Flinders University’s leadership in innovative medical technology has seen it win a major role to grow links between industry and researchers, under the Federal Government’s innovation agenda.

Minister for Industry, Innovation and Science, Christopher Pyne has announced Flinders will become one of two ‘nodes’ nationally of a new Medical Technologies and Pharmaceutical Growth Centre.

The MTPGC is part of the $225 million Industry Growth Centres Initiative. Growth Centres will work to unlock commercial opportunities and drive innovation by building links between businesses and industry organisations and the science and research sector.

The Growth Centre node at Flinders University will be co-located with the Medical Device Research Institute (MDRI) and Medical Device Partnering Program (MDPP) based at Flinders’ Tonsley campus, where it will work side-by-side with industry partners and other research groups. The Centre will be headquartered at The University of Sydney.

Professor Karen Reynolds, Director of the Medical Device Research Institute (MDRI) at Flinders University, said the announcement recognised Flinders’ strong standing and reputation in the medical technology space.

“We look forward to working with the Growth Centre to expand collaborative networks and focus research and development in areas of priority across Australia,” she said.

Flinders University Vice-Chancellor, Professor Colin Stirling, said the news was another ringing endorsement of Flinders’ leading role as a key innovator and driver of South Australia’s economic transformation.

“The news that Flinders’ world class medical devices researchers based at our innovation precinct at Tonsley have been chosen to help lead this national medical technologies and pharmaceuticals growth centre reinforces the reputation for excellence enjoyed by Professor Reynolds and her team,” he said.

“Through their work at the MDRI and MDPP, they have shown time and again that they have an outstanding ability to develop and support some of the best medical technology in the world from concept through to market.

“This announcement recognizes that ability and demonstrates that the Australian Government considers Professor Reynolds and her team to be among the finest medical technology researchers in Australia.”

The Medical Technologies and Pharmaceuticals Growth Centre will focus on how to encourage collaboration and the commercialisation of new products, how to identify opportunities to reduce regulatory burden, and how to improve capabilities to enable engagement with international markets and global supply chains.

Dr Bronwyn Evans, Chair of the Medical Technologies and Pharmaceuticals Growth Centre, said a significant goal of the Industry Growth Centres will be to forge better links between industry and Australia’s world class researchers to maximise outcomes and return on investment.

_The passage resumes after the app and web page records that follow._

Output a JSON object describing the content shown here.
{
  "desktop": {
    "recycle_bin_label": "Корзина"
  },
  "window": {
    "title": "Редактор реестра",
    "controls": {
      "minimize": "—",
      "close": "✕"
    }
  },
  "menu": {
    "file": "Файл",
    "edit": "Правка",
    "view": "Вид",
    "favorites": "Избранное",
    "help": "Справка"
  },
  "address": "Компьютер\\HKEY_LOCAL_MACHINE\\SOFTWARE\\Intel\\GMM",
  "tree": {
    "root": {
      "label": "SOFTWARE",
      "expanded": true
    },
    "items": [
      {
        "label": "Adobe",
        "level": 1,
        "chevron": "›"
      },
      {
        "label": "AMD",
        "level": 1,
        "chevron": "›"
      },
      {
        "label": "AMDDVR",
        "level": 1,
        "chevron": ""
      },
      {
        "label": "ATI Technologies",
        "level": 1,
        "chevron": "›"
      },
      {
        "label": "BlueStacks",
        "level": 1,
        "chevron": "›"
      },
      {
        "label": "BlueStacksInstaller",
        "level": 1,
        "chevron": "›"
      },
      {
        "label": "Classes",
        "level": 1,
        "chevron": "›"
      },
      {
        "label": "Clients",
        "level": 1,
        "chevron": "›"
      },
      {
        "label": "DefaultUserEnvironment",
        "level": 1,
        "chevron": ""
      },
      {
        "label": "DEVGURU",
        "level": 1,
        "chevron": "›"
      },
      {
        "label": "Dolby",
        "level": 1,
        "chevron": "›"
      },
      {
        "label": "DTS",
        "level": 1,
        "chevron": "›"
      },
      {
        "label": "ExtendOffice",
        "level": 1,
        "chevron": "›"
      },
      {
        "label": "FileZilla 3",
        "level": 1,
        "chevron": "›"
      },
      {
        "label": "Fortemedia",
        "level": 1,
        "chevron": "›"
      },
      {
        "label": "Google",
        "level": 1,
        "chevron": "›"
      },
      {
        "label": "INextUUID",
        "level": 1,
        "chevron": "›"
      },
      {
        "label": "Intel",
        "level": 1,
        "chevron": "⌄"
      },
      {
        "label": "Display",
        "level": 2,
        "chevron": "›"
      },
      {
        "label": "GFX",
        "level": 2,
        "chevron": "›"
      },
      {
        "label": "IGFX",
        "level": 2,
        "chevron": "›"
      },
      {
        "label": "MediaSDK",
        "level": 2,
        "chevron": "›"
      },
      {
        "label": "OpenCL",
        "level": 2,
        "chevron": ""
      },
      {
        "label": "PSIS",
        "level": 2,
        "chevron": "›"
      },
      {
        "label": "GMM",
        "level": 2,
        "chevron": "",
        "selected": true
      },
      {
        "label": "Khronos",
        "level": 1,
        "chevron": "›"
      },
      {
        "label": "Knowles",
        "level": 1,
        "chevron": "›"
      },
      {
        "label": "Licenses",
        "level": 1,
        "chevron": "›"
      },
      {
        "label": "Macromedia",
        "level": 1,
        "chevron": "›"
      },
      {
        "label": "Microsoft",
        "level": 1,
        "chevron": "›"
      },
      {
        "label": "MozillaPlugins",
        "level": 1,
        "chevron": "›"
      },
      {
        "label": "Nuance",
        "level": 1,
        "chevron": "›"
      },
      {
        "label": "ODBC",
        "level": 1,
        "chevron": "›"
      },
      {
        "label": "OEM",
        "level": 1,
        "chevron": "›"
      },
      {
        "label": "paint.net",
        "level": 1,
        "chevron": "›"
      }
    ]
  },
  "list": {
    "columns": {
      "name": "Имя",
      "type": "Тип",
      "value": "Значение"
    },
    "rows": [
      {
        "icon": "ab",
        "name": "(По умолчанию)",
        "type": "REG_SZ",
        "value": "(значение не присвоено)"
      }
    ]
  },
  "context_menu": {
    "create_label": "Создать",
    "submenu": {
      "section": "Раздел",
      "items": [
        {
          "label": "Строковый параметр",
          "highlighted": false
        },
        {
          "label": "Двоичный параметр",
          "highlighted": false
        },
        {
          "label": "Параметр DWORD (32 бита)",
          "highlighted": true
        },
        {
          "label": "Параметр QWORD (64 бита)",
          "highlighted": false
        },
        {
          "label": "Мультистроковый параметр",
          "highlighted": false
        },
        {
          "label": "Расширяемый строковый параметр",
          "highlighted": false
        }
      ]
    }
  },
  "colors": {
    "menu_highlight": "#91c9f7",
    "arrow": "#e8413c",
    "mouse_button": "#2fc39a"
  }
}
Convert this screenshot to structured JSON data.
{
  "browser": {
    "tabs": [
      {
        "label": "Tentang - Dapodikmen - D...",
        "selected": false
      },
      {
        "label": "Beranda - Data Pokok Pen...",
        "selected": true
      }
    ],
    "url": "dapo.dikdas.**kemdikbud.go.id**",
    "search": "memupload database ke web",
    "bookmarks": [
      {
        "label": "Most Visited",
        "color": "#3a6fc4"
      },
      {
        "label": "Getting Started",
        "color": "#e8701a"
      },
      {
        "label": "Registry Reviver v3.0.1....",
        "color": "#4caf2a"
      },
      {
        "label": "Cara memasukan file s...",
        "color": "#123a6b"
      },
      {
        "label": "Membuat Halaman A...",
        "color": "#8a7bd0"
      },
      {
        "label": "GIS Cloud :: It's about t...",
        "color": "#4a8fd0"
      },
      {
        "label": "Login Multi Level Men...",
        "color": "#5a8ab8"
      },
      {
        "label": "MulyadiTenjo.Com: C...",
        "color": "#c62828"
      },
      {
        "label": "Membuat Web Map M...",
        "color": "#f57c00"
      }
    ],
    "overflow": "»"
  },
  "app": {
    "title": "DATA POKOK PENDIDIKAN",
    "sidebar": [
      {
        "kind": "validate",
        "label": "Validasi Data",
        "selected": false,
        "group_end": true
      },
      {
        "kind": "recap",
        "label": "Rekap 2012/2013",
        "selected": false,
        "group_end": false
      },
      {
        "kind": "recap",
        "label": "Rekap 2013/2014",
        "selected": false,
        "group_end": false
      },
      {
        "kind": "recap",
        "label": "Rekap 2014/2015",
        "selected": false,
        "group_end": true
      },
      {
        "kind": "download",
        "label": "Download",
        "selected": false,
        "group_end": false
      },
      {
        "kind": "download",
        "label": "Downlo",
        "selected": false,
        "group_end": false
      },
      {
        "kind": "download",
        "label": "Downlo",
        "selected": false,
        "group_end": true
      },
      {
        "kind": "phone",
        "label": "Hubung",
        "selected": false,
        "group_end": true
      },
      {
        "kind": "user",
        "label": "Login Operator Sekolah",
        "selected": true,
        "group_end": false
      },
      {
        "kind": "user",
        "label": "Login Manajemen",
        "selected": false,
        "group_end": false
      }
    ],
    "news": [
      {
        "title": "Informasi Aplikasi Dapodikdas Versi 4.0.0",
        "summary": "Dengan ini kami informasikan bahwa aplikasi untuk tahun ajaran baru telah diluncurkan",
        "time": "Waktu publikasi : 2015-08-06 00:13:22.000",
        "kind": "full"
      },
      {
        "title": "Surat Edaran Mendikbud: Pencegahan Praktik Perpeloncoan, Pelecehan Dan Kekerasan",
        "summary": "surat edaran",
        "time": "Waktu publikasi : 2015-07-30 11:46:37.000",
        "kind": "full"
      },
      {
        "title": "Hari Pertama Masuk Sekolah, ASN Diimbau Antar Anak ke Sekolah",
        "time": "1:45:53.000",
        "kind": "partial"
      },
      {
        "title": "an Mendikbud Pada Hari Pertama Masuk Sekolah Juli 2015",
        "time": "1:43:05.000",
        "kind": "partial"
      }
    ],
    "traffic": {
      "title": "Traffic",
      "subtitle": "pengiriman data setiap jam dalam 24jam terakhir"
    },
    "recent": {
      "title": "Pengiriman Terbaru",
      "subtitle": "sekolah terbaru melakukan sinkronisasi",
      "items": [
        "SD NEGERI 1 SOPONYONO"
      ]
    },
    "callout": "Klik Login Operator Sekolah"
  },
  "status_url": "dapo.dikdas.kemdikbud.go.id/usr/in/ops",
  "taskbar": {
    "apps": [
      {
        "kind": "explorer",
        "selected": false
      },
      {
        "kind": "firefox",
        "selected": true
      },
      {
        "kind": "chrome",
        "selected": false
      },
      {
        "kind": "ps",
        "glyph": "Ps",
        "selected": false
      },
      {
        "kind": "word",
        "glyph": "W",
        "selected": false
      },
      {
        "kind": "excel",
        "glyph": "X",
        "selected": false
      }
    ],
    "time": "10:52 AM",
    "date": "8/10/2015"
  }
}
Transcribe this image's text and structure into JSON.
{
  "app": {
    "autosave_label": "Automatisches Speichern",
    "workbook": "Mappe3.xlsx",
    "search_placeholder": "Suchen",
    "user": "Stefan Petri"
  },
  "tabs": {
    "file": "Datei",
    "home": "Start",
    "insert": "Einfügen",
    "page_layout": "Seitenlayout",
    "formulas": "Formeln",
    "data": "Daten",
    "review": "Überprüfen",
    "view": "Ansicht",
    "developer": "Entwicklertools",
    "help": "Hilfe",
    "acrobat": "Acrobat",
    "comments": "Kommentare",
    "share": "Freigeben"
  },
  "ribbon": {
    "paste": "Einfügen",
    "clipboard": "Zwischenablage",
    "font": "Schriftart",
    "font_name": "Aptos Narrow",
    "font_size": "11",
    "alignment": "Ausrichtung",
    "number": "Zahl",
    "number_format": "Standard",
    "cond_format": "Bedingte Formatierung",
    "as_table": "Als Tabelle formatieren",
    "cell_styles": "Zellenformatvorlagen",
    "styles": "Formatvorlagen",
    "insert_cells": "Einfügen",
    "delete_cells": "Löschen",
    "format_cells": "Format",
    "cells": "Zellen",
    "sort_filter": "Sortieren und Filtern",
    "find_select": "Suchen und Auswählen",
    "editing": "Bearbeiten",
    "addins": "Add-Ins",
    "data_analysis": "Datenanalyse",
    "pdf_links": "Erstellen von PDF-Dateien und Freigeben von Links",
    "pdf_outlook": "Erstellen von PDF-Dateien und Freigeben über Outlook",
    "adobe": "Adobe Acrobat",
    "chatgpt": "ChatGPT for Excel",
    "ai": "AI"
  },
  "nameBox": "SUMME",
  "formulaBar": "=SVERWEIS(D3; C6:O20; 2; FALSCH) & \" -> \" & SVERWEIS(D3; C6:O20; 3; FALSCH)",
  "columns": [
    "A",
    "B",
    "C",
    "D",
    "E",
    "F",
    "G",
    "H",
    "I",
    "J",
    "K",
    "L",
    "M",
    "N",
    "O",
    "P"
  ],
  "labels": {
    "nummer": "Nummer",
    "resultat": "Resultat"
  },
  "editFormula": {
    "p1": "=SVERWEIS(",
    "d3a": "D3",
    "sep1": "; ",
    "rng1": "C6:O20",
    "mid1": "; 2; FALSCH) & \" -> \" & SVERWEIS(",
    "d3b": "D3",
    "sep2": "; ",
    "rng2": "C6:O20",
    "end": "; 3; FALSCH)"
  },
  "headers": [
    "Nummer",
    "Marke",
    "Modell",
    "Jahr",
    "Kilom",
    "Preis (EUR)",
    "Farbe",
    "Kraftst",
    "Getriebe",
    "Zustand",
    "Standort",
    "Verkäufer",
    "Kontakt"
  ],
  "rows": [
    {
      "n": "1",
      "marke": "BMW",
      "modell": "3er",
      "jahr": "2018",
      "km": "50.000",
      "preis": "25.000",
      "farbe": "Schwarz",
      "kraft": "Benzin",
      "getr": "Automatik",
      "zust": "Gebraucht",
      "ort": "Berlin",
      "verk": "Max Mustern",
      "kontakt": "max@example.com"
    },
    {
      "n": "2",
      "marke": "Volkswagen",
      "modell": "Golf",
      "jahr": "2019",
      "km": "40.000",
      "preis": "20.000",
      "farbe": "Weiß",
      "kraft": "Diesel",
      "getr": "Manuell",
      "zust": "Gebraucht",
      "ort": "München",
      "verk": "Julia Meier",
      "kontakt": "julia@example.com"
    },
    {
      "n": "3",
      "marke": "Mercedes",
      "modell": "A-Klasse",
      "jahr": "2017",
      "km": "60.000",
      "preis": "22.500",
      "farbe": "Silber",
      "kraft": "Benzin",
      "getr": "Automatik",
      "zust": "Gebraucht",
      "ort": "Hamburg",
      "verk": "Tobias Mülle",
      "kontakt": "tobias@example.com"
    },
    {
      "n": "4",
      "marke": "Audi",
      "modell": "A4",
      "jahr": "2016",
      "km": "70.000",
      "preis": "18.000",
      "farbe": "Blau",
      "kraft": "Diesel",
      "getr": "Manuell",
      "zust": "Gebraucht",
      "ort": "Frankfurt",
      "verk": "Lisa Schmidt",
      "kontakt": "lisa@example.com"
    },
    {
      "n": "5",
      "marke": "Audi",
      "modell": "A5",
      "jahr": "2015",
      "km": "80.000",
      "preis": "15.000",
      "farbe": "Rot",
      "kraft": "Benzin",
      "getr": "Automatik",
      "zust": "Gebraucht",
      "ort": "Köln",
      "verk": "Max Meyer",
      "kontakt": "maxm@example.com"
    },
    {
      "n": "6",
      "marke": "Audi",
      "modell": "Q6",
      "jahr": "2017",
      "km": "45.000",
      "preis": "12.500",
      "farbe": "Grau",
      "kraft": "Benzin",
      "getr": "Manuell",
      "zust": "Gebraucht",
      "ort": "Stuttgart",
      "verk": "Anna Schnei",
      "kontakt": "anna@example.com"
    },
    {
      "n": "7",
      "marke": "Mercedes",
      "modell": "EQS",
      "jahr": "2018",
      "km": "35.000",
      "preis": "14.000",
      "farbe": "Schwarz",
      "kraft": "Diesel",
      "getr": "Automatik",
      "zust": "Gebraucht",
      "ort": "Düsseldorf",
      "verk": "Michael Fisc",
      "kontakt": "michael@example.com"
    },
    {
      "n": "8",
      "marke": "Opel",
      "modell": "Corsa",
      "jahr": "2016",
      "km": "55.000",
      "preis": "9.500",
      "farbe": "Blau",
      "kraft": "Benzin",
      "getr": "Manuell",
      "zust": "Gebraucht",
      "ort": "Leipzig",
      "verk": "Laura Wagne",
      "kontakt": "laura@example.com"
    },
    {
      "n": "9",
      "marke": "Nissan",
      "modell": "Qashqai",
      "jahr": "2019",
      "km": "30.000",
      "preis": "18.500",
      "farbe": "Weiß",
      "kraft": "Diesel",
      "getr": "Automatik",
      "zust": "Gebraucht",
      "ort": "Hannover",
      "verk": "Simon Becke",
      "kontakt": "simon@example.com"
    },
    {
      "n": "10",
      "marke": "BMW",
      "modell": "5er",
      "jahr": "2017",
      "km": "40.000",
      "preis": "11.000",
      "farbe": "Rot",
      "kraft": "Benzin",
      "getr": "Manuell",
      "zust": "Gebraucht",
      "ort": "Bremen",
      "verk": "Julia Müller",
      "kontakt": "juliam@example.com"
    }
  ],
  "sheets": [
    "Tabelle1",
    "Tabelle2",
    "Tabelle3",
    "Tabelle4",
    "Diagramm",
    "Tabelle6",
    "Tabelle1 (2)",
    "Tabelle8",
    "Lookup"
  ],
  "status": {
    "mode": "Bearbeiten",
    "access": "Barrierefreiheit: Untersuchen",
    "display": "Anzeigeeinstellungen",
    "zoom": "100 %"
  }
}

“Australia is already successfully participating in this sector’s global value chains and this will position Australia even more strongly,” she said.

“Enabling digital technologies such as data analytics and cloud based application infrastructure will further enhance this capability.”

The Industry Growth Centre is a key component of the Australian Government’s Industry Innovation and Competitiveness Agenda.

Minister Pyne said the Centre, which will be headquartered at the University of Sydney and have another node at Monash University in Melbourne will create a “national footprint … within key universities across Australia”.

It comes hot on the heels of another major announcement by the Australian Government about the establishment of a new $250 million Biomedical Translation Fund to invest in promising biomedical discoveries and assist in their commercialisation.